*WORK REQUIRED:* An exact copy of every entry is required, minus the pictures.

"""

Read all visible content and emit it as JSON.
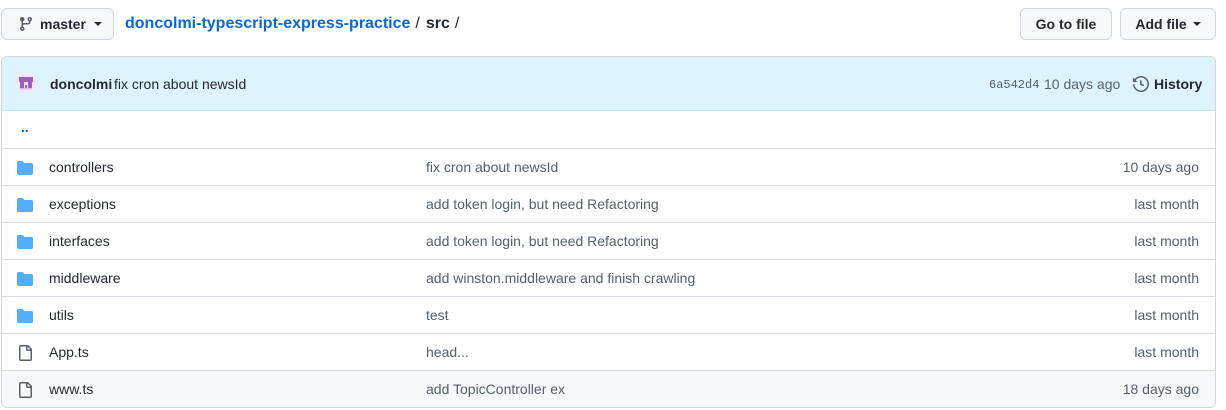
{
  "branch": {
    "name": "master",
    "icon": "git-branch-icon"
  },
  "breadcrumb": {
    "repo": "doncolmi-typescript-express-practice",
    "separator": "/",
    "dir": "src",
    "trailing": "/"
  },
  "actions": {
    "go_to_file": "Go to file",
    "add_file": "Add file"
  },
  "commit": {
    "author": "doncolmi",
    "message": "fix cron about newsId",
    "sha": "6a542d4",
    "time": "10 days ago",
    "history_label": "History"
  },
  "parent_dir": "..",
  "files": [
    {
      "type": "dir",
      "name": "controllers",
      "message": "fix cron about newsId",
      "age": "10 days ago"
    },
    {
      "type": "dir",
      "name": "exceptions",
      "message": "add token login, but need Refactoring",
      "age": "last month"
    },
    {
      "type": "dir",
      "name": "interfaces",
      "message": "add token login, but need Refactoring",
      "age": "last month"
    },
    {
      "type": "dir",
      "name": "middleware",
      "message": "add winston.middleware and finish crawling",
      "age": "last month"
    },
    {
      "type": "dir",
      "name": "utils",
      "message": "test",
      "age": "last month"
    },
    {
      "type": "file",
      "name": "App.ts",
      "message": "head...",
      "age": "last month"
    },
    {
      "type": "file",
      "name": "www.ts",
      "message": "add TopicController ex",
      "age": "18 days ago"
    }
  ],
  "colors": {
    "accent": "#0969da",
    "folder": "#54aeff",
    "commit_bar": "#ddf4ff"
  }
}
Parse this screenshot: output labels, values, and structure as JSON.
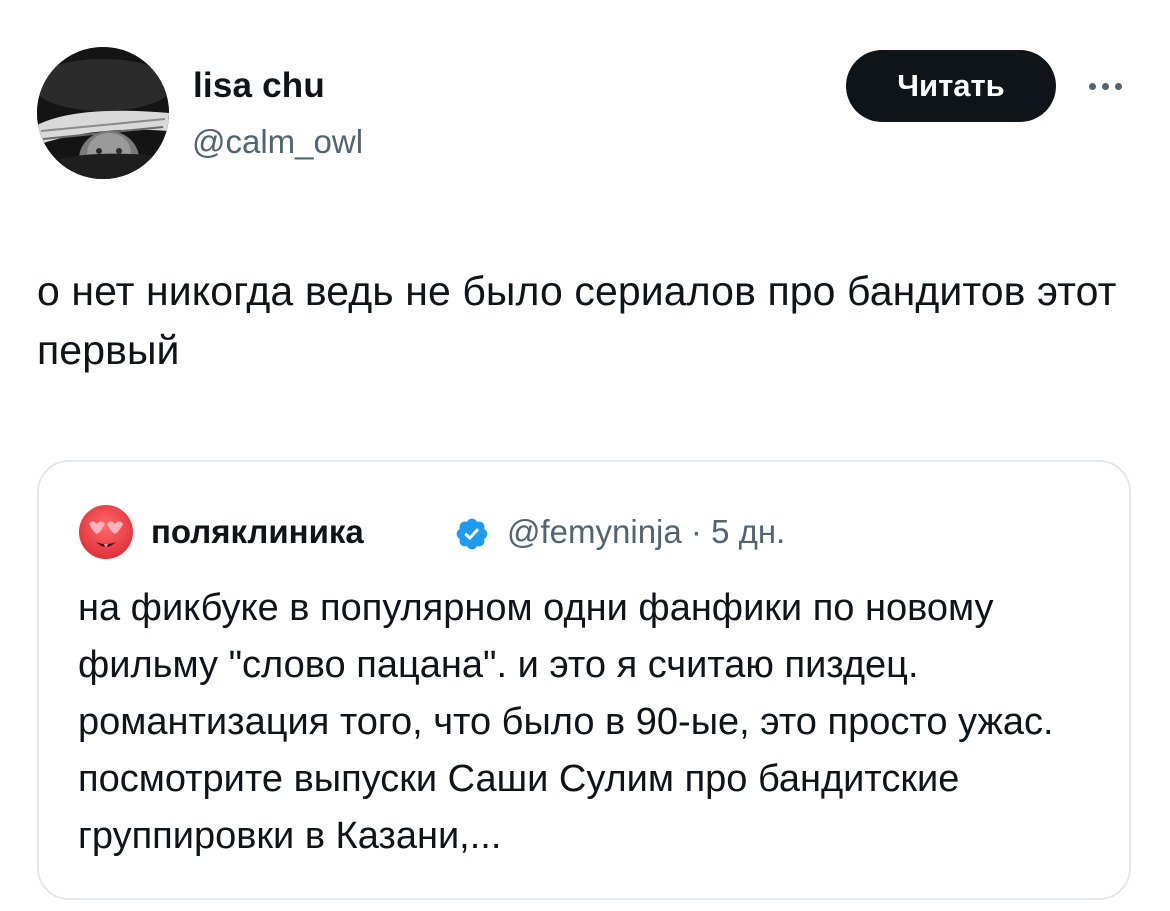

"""

*WRITTEN RESPONSE:*
Read all visible content and emit it as JSON.
{
  "branch": {
    "name": "master",
    "icon": "git-branch-icon"
  },
  "breadcrumb": {
    "repo": "doncolmi-typescript-express-practice",
    "separator": "/",
    "dir": "src",
    "trailing": "/"
  },
  "actions": {
    "go_to_file": "Go to file",
    "add_file": "Add file"
  },
  "commit": {
    "author": "doncolmi",
    "message": "fix cron about newsId",
    "sha": "6a542d4",
    "time": "10 days ago",
    "history_label": "History"
  },
  "parent_dir": "..",
  "files": [
    {
      "type": "dir",
      "name": "controllers",
      "message": "fix cron about newsId",
      "age": "10 days ago"
    },
    {
      "type": "dir",
      "name": "exceptions",
      "message": "add token login, but need Refactoring",
      "age": "last month"
    },
    {
      "type": "dir",
      "name": "interfaces",
      "message": "add token login, but need Refactoring",
      "age": "last month"
    },
    {
      "type": "dir",
      "name": "middleware",
      "message": "add winston.middleware and finish crawling",
      "age": "last month"
    },
    {
      "type": "dir",
      "name": "utils",
      "message": "test",
      "age": "last month"
    },
    {
      "type": "file",
      "name": "App.ts",
      "message": "head...",
      "age": "last month"
    },
    {
      "type": "file",
      "name": "www.ts",
      "message": "add TopicController ex",
      "age": "18 days ago"
    }
  ],
  "colors": {
    "accent": "#0969da",
    "folder": "#54aeff",
    "commit_bar": "#ddf4ff"
  }
}
Parse this screenshot: output labels, values, and structure as JSON.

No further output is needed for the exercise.